The nation’s long-standing crisis of opioid abuse intensified during the COVID-19 pandemic, with opioid-related deaths rising to nearly 81,000 in 2021, an increase of more than 60 percent from just two years earlier. Also during the pandemic, the labor force participation rate in the United States fell precipitously, and as of September 2022 it remained depressed by more than a full percentage point relative to its February 2020 level despite record numbers of job openings in 2021 and 2022. The unfortunate confluence of labor shortages and record-setting opioid mortality highlights the need to better understand the relationship between opioid use and employment and prompts the question of whether effective medications for opioid use disorder (OUD), which have been shown to save lives, might also help to bolster the employment prospects of OUD patients and reduce the economic burden of OUD on society.
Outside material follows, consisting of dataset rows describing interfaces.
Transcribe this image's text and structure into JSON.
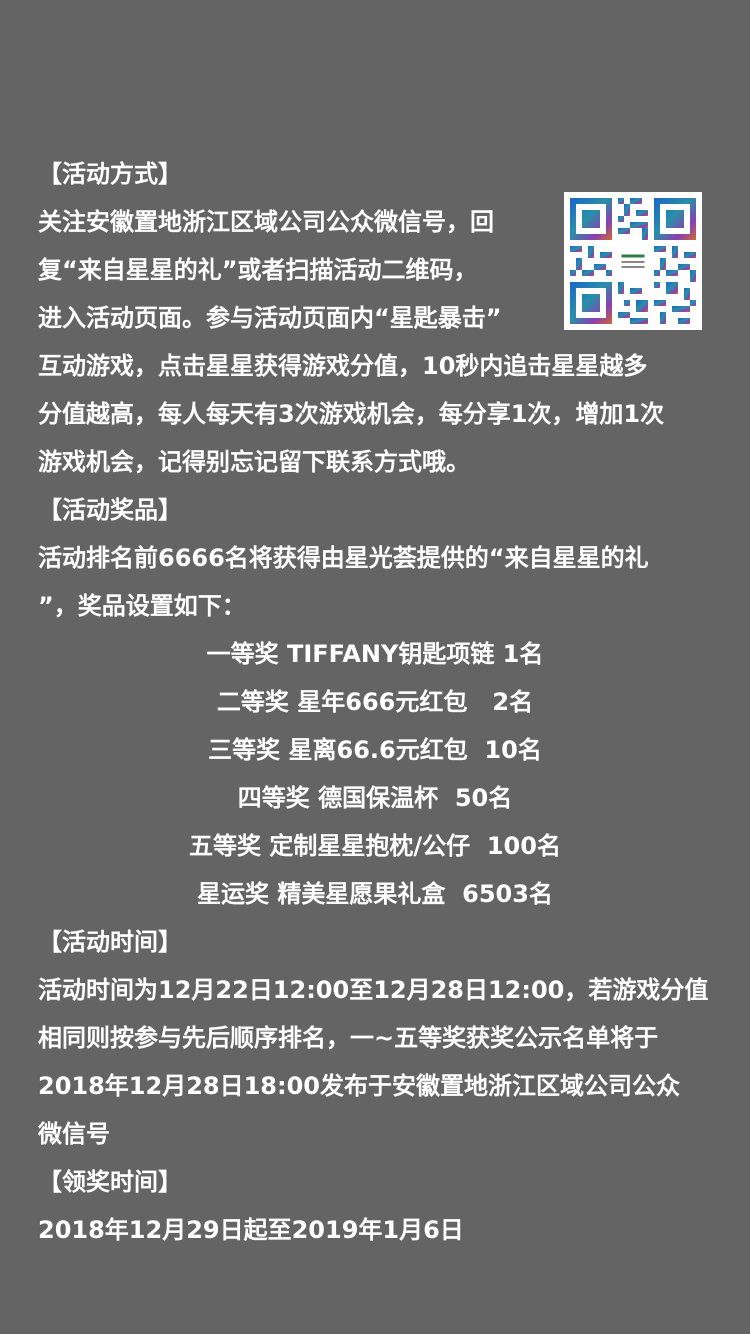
{
  "sections": {
    "method": {
      "heading": "【活动方式】",
      "lines_narrow": [
        "关注安徽置地浙江区域公司公众微信号，回",
        "复“来自星星的礼”或者扫描活动二维码，",
        "进入活动页面。参与活动页面内“星匙暴击”"
      ],
      "lines_wide": [
        "互动游戏，点击星星获得游戏分值，10秒内追击星星越多",
        "分值越高，每人每天有3次游戏机会，每分享1次，增加1次",
        "游戏机会，记得别忘记留下联系方式哦。"
      ]
    },
    "prizes": {
      "heading": "【活动奖品】",
      "intro": [
        "活动排名前6666名将获得由星光荟提供的“来自星星的礼",
        "”，奖品设置如下："
      ],
      "list": [
        "一等奖 TIFFANY钥匙项链 1名",
        "二等奖 星年666元红包   2名",
        "三等奖 星离66.6元红包  10名",
        "四等奖 德国保温杯  50名",
        "五等奖 定制星星抱枕/公仔  100名",
        "星运奖 精美星愿果礼盒  6503名"
      ]
    },
    "time": {
      "heading": "【活动时间】",
      "lines": [
        "活动时间为12月22日12:00至12月28日12:00，若游戏分值",
        "相同则按参与先后顺序排名，一~五等奖获奖公示名单将于",
        "2018年12月28日18:00发布于安徽置地浙江区域公司公众",
        "微信号"
      ]
    },
    "claim": {
      "heading": "【领奖时间】",
      "lines": [
        "2018年12月29日起至2019年1月6日"
      ]
    }
  },
  "qr_icon": "qr-code-icon",
  "colors": {
    "background": "#646464",
    "text": "#ffffff"
  }
}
This report, focused on Medicaid enrollees in the state of Rhode Island, seeks to answer that question. It presents two primary findings. First, the results show that individuals diagnosed with OUD are less likely to be employed compared with other Medicaid enrollees and that their employment tends to be more intermittent; further analysis shows that these differences do not merely reflect other fixed factors affecting employment that might be common among individuals with OUD. Second, the report finds that OUD patients treated with the medication buprenorphine experience increased job-finding rates, especially in the period shortly after they first start taking the medication. These results, while modest in magnitude, suggest that the same treatment protocol already shown to prevent overdoses and save lives also holds promise for helping OUD patients return to work. On the other hand, treatment with methadone (another medication approved for OUD by the US Food and Drug Administration) is not associated with any significant increase in the job-finding rate among OUD patients. The contrasting results for buprenorphine versus methadone point to the fact that patients treated with methadone tend to have more severe opioid use disorders and may face additional barriers to employment compared with those treated with buprenorphine.
This report uses a unique data set that links payroll employment records with information on medical diagnoses and health-care utilization among Medicaid enrollees in Rhode Island. The state of Rhode Island represents an appropriate context for studying the relationships between opioid use, employment, and treatment. In 2020, the state’s age-adjusted opioid-related mortality rate was the 10th highest in the United States, according to data from the Centers for Disease Control and Prevention, and Medicaid enrollees accounted for a disproportionate share of those deaths. Rhode Island has been a pioneer in tackling the opioid crisis, and it recently became the first state in the nation to deploy a mobile methadone van to serve neighborhoods lacking a specialty treatment facility.